The Assyrian monks at Saint Matthew’s Monastery in the Nineveh Plains told the world they will not leave, even though the Islamic State (ISIS/ISIL) creeps closer to their home. The monks regularly hear battles down the mountain.
“We can see the battles and the airstrikes from here in front of us, especially at night,” said head monk Yousif Ibrahim. “The sky lights up at night, but we of course are not scared. God protects us.”
The three remaining monks, along with students, live in Iraq’s oldest monastery, which sits on Mount Al-Faf. ISIS fights only four miles away.
“We are not scared, because our teachers give us a feeling of peace here, but we know we are on the frontlines, and in seconds the Islamic State could be here,” explained Sahar Karaikos, one of the students at the monastery. “I don’t even want to think or speak about the destruction the Islamic State would cause if they took our monastery.”
The Islamic State has a well-executed policy of destroying history and anything non-Islamic on its path to establish a Caliphate. Those at Saint Matthew’s have already removed historic and priceless items from the building, including “the tomb of the monastery’s namesake, St. Matthew.” Officials moved St. Matthew’s bones “north into relatively safe territory of the Kurdish Regional Government.”
The hermit Matthew founded the monastery in 361 after he fled into the mountains to escape persecution under the Roman Empire. One day, Prince Behnam met the hermit while hunting. Matthew impressed the prince, who persuaded his mother to take his ill sister to the man for healing. After Matthew cured Sarah, he baptized the siblings. The king ordered death sentences for his children, but received a life threatening illness right after they died. Behnam’s spirit told his mother to take the king to Matthew. She obeyed, and he cured the king, who then built the monks a stronger monastery to say thank you.
“(The Islamic State) does not understand what history means, they just understand the breaking of history,” continued Karaikos. “If a people don’t have the history of their past, then they will not have a future because they won’t know what their origins are, where they came from.”
Ibrahim knows more Christians will leave Iraq due to ISIS. The terrorist group expelled all the Christians from Mosul in June 2014. For the first time in over 2,000 years, no Christians live in the city. Ibrahim said he will only leave when the last Christian departs Iraq. Karaikos hopes the remaining Christians stay in Iraq “to preserve their history.”

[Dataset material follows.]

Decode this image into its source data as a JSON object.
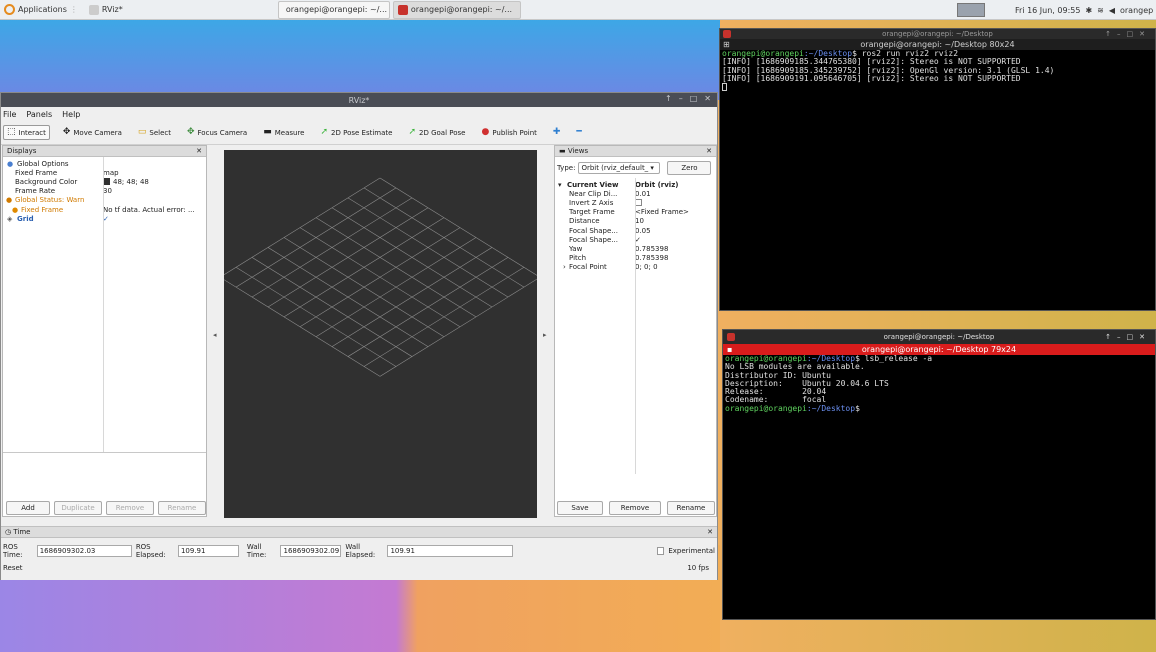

“Saint Matthew ended up here because he was fleeing persecution, but persecution follows us,” said Karaikos. “We can’t run from it, we have to stand in front of our history.”